'Do nothing' US energy policy will no longer work

May 9, 2005
The US has been living on an oil surplus, which has now disappeared, and a 'do nothing' energy policy will no longer work, said a prominent energy analyst.

The US has been living on an oil surplus, which has now disappeared, and a “do nothing” energy policy will no longer work, said a prominent energy analyst.

Robert Ebel, chairman of the Energy and National Security Center for Strategic and International Studies, said a 4-year congressional debate on energy policy remains unresolved but could be settled this year if higher gasoline prices act as a trigger for action.

The speaker noted that a 2001 report, prepared by the National Energy Policy Development Group, made about 200 recommendations, both administrative and legislative. Four years have passed, he said, and the debate continues.

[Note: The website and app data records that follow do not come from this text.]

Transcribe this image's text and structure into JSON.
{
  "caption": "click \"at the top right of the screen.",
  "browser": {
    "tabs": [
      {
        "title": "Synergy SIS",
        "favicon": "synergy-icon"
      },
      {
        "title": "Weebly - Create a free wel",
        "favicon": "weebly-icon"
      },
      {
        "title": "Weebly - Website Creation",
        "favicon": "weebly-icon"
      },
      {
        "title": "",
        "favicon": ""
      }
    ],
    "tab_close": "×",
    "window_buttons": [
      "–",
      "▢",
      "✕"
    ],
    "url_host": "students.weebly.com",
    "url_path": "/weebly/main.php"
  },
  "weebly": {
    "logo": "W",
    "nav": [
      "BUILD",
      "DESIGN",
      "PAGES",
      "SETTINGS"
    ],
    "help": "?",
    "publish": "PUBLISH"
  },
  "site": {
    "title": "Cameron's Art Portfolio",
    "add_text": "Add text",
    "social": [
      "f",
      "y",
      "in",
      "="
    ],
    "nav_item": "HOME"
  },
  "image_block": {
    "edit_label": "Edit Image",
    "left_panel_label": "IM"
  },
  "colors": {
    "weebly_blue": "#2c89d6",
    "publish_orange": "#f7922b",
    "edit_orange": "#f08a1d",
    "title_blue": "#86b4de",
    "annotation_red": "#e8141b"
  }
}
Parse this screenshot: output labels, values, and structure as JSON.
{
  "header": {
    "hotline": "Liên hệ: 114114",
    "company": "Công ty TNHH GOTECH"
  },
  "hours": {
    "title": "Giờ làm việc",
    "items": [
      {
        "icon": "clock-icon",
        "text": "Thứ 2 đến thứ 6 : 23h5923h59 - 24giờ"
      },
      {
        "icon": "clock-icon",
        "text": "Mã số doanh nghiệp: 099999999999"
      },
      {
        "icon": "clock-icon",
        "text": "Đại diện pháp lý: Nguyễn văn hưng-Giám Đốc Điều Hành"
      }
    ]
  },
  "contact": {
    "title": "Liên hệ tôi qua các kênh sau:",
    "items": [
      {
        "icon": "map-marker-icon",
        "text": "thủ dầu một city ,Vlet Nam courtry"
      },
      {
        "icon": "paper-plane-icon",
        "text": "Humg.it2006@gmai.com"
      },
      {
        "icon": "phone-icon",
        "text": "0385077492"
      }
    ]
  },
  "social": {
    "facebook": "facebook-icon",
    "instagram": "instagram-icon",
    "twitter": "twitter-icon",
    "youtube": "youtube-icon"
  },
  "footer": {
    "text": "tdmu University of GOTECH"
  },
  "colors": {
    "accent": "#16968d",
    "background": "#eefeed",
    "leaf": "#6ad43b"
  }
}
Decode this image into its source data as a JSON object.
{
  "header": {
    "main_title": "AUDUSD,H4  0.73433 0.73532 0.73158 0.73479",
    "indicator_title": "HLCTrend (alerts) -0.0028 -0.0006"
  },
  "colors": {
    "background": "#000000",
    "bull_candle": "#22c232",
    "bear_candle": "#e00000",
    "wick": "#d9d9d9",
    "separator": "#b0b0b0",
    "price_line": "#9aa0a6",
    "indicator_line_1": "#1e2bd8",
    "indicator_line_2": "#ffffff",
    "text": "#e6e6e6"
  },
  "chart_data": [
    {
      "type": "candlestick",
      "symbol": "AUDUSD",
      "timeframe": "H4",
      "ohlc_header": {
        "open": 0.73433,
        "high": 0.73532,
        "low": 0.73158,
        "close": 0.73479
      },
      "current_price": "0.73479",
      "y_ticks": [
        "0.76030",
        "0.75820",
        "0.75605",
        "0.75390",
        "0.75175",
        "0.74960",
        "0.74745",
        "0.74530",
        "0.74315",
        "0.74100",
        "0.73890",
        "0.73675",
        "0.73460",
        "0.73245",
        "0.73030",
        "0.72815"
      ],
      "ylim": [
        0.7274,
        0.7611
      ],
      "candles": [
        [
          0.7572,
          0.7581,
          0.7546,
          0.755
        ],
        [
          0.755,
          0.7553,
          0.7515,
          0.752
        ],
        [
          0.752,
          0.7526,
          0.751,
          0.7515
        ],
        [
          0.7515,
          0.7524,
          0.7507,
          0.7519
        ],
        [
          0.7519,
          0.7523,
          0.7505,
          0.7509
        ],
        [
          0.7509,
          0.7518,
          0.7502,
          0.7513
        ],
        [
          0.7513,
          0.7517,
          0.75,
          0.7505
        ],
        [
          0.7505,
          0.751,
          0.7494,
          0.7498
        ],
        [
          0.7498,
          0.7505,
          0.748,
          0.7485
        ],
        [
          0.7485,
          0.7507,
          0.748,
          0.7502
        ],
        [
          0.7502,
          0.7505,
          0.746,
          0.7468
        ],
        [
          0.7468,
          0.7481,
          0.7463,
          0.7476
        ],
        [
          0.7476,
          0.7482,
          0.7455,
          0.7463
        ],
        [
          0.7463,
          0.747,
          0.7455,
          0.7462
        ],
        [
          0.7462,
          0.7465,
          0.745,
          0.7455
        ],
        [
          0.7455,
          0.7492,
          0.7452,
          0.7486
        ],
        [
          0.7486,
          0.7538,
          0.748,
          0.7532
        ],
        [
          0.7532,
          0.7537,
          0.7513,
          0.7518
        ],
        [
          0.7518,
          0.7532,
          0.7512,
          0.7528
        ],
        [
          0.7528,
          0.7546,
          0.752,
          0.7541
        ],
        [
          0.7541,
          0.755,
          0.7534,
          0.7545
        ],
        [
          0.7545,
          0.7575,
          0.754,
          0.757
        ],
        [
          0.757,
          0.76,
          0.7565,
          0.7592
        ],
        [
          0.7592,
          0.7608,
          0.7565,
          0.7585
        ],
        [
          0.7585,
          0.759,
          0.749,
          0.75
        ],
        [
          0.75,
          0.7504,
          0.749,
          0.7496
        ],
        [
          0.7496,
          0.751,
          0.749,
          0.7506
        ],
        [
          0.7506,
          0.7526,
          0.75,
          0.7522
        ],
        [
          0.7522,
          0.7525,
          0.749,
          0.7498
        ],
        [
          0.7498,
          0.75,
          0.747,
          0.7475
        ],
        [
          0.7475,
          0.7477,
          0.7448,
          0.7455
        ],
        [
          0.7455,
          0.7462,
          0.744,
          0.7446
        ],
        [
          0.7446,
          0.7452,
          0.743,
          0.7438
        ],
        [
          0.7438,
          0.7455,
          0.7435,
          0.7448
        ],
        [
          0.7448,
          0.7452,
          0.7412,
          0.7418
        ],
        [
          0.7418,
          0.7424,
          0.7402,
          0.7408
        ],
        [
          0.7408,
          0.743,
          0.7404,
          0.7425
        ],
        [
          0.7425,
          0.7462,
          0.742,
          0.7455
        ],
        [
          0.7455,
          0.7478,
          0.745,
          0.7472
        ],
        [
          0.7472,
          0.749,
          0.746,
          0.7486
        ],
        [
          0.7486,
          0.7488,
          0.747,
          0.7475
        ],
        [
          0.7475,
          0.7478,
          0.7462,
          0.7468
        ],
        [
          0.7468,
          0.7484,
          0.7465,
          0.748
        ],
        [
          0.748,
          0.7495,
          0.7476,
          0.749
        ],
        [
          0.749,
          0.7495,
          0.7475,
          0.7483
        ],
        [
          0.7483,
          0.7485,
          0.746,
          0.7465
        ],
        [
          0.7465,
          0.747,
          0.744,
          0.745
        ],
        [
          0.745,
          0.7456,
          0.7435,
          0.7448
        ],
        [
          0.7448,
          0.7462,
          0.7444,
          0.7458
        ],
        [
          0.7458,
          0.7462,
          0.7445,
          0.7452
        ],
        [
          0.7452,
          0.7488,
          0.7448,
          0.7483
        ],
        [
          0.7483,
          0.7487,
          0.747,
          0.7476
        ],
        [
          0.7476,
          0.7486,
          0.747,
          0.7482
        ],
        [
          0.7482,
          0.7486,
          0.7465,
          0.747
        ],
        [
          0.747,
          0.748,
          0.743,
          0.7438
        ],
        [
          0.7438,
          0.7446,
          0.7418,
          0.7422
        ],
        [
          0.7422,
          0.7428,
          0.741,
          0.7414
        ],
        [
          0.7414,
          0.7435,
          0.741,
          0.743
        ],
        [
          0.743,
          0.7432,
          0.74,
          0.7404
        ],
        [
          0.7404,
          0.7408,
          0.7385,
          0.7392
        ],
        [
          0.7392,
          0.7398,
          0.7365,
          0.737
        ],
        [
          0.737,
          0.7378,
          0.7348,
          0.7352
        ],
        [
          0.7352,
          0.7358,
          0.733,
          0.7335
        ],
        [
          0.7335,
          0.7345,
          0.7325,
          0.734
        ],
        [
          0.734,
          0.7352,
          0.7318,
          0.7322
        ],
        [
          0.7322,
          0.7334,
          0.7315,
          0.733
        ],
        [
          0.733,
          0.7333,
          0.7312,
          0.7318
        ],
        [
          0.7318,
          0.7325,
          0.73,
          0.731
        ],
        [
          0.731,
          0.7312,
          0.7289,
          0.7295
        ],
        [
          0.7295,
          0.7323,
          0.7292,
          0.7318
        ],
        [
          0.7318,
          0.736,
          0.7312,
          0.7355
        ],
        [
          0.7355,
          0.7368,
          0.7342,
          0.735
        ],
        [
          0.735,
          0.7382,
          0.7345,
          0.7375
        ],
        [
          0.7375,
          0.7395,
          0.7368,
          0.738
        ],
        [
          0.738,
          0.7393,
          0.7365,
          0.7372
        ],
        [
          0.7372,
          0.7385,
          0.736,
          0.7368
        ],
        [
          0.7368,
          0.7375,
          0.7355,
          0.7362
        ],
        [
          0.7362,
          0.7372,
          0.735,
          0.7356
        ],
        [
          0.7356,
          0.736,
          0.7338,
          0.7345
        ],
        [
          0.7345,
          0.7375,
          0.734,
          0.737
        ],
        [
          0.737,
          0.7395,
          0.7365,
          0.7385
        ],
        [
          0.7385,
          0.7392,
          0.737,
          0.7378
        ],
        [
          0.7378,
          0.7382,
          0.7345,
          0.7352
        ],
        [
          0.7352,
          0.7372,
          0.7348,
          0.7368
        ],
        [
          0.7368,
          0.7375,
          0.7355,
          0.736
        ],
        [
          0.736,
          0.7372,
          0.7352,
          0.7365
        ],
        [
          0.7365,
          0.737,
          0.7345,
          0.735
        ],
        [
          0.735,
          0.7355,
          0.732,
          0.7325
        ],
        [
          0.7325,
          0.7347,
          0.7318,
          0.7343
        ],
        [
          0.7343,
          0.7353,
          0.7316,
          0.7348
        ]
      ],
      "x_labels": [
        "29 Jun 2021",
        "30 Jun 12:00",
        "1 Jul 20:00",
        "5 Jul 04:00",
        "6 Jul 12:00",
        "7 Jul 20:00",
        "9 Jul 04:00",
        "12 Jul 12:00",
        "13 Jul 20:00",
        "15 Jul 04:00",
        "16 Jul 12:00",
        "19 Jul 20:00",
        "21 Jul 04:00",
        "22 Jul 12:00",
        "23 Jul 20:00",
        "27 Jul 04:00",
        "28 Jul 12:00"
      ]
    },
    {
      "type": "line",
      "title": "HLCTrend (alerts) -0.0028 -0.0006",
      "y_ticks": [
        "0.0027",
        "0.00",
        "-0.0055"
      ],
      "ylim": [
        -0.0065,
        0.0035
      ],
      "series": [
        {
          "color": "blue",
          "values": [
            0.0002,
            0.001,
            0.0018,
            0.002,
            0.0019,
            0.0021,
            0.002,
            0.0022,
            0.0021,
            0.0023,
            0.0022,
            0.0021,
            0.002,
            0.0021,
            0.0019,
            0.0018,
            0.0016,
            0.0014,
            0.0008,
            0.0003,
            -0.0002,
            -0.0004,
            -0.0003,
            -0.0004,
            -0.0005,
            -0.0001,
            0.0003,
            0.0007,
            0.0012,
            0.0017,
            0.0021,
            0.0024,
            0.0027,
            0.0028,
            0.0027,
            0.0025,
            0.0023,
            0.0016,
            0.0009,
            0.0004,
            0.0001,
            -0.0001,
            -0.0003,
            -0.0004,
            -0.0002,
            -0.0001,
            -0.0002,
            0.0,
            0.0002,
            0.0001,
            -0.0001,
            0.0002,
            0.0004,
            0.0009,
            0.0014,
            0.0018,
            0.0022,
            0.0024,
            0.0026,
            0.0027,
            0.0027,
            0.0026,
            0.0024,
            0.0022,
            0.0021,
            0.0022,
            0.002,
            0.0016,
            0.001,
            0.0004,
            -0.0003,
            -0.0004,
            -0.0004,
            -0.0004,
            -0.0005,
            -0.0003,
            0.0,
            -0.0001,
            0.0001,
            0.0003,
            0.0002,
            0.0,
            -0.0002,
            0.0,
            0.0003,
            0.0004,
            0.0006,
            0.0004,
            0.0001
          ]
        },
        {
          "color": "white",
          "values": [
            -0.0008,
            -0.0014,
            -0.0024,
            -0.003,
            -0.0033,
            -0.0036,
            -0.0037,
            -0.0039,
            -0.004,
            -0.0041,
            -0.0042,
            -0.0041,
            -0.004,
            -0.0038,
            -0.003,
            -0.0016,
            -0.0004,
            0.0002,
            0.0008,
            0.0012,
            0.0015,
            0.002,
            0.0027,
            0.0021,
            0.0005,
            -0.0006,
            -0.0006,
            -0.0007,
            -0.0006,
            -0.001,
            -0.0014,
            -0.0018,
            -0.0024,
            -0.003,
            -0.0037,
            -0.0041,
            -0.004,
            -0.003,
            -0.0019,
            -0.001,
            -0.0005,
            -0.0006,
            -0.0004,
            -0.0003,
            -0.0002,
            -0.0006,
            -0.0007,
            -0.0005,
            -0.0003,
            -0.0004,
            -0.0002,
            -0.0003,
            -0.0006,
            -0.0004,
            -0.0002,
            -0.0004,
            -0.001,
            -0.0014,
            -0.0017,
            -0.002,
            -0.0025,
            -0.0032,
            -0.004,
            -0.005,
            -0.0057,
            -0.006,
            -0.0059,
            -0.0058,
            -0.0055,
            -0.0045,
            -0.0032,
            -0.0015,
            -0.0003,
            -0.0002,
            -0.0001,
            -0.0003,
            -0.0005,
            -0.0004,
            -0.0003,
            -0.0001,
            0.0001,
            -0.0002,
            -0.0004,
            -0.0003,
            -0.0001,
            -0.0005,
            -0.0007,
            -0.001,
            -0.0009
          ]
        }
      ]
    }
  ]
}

Despite electric power blackouts, high gasoline prices, rising dependence on imported oil and natural gas, and changing geopolitics of energy, a national energy strategy has yet to be adopted.

Ebel said it appears that chances are now improved for passage of an energy bill this year. But the question remains whether a new energy policy will give consumers what the politicians have promised.

The speaker also said that economic sanctions against Libya, Iran, and Iraq also have resulted in losses to global oil production. He said there is a need for full production from these countries to meet oil demand.

Ebel said if the US does not respond to the energy challenges now facing it, there will be an increasingly difficult future and more control by others of oil supplies.

National, energy security

The speaker said the US government has lost the political will to make changes and the “jury is still out” on whether Americans are willing to make lifestyle changes to deal with the problem. Ebel said adoption of an energy policy probably won’t make a difference in US reliance on oil imports.

National security and energy security, the analyst said, are now closely linked, adding that the concerns of oil consumers are based on price and availability and it matters little where it comes from. That, he said, is left to politicians.

The speaker said there is now a shortage of energy infrastructure, as a result of the public’s “not in my backyard” concerns. No new refineries or nuclear power plants have been built because of concerns over disposal of spent fuel.

Ebel said he is surprised that the US has not put more emphasis on coal gasification since the nation is the “Saudi Arabia of coal.” He said the US is facing increasing oil demand as a result of growing population and more vehicles. At the same time, he said, renewable energy sources as a source of supply, are gradually losing ground.

Ebel said the US must say goodbye to the internal combustion engine, but it is likely to be a “long, slow goodbye.”

The speaker added that recent forecasts by some sources of $100/bbl oil are unlikely to come to pass. But with forecasts, he added, you should “never say never.”